How many lines of the listing contain the string "Materials"? Only the number is wanted.
◆ ◆ ◆ ◆ ◆
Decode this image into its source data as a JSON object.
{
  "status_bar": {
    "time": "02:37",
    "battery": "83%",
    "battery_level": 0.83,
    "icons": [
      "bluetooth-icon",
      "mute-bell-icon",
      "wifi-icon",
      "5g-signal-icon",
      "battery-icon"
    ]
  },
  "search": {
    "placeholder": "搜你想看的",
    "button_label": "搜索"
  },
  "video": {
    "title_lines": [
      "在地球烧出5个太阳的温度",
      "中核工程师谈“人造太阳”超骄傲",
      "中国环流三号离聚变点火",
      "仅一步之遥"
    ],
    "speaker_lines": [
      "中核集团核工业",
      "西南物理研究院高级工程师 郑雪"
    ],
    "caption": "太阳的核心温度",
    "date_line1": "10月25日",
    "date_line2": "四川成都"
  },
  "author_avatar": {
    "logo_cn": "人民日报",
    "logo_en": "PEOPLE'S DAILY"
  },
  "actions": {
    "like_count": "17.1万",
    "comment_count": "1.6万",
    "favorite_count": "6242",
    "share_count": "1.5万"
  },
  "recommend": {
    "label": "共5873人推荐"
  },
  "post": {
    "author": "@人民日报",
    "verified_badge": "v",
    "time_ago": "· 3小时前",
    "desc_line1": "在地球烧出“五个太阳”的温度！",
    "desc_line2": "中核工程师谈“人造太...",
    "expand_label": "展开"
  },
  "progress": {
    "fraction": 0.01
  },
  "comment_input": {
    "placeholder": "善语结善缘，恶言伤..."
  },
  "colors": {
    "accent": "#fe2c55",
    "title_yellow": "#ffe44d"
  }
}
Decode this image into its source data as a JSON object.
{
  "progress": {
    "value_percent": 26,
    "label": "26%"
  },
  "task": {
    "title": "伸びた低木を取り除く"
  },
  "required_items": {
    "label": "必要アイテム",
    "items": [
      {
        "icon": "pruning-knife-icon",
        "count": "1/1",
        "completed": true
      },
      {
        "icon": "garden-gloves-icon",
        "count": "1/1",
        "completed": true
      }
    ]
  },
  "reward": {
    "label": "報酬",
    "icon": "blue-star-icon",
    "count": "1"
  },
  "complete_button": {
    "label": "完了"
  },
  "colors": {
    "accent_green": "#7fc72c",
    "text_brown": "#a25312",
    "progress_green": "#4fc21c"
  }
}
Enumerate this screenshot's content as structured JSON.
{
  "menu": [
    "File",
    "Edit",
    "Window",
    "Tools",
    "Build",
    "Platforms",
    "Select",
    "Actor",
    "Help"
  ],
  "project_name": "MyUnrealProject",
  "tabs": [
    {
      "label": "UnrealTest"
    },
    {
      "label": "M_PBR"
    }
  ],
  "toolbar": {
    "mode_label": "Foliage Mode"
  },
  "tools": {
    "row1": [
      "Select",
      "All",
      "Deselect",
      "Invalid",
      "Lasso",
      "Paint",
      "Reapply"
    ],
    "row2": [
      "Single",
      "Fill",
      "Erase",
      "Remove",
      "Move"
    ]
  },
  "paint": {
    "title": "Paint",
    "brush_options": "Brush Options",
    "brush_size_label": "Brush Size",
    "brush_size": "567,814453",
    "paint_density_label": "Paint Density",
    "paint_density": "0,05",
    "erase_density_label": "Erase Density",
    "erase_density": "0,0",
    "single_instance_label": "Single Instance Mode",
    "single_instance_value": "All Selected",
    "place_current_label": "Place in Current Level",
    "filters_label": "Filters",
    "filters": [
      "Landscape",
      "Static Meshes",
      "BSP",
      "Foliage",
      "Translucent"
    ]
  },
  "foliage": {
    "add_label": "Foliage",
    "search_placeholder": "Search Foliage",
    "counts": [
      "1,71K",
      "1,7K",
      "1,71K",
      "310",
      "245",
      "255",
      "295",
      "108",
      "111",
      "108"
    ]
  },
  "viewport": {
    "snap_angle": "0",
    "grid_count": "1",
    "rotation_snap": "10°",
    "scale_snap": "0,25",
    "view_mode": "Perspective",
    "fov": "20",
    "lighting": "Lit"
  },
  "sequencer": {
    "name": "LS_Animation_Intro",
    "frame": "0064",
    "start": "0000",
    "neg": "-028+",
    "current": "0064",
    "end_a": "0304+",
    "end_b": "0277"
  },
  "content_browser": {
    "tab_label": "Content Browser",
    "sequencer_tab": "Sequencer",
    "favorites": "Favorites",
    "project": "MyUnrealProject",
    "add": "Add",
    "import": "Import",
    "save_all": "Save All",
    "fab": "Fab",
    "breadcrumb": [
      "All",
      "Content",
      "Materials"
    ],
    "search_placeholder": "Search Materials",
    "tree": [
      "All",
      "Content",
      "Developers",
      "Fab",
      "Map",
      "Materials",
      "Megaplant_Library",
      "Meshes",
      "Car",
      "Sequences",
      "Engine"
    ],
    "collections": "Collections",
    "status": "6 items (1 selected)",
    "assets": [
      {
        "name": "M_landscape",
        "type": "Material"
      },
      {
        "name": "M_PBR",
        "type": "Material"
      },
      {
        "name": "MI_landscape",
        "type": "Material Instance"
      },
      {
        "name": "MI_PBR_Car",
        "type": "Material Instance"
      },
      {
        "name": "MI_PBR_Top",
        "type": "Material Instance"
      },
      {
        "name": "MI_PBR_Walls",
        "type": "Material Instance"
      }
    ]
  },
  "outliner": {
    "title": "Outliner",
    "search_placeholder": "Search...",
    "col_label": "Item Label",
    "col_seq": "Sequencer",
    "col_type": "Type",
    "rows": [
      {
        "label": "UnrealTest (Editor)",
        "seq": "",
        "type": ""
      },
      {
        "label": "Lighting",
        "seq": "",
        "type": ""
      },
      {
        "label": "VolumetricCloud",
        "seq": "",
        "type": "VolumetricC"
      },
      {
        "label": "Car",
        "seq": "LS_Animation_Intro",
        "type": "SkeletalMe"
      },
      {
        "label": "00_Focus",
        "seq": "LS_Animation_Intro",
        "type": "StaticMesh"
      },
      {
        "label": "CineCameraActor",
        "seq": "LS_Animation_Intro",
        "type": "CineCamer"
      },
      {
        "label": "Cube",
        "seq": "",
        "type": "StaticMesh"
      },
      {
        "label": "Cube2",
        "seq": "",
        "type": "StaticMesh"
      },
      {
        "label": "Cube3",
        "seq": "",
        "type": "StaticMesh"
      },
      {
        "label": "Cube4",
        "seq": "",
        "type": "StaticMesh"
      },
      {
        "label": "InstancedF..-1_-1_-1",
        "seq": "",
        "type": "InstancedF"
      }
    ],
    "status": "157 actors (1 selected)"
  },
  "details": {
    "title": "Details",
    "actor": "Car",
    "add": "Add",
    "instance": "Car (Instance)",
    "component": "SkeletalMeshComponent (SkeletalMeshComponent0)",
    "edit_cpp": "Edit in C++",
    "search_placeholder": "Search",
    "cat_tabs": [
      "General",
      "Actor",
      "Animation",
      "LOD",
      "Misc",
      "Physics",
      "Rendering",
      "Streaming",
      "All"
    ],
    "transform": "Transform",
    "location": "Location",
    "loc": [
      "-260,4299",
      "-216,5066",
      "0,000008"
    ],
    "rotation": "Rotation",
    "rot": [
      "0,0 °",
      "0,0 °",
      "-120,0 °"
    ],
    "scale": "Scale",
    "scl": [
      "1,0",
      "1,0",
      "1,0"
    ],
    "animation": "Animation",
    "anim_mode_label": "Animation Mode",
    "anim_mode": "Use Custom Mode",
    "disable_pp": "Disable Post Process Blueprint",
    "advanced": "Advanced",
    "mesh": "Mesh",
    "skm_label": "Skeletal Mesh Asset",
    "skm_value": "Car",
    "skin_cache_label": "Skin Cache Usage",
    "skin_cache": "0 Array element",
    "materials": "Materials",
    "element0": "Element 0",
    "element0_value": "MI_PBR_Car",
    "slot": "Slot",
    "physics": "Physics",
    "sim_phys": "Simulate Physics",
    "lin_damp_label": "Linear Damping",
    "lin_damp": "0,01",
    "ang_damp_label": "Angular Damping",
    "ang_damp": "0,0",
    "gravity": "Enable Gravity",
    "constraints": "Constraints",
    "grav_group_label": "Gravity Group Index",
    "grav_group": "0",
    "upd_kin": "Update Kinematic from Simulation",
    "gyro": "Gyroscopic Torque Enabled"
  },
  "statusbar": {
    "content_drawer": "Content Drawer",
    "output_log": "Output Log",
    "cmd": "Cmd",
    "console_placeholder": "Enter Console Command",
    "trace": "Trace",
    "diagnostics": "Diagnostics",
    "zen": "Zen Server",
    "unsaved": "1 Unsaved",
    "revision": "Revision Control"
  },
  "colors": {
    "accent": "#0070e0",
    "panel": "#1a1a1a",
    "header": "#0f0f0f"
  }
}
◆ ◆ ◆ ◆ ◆
▸ Answer box: 4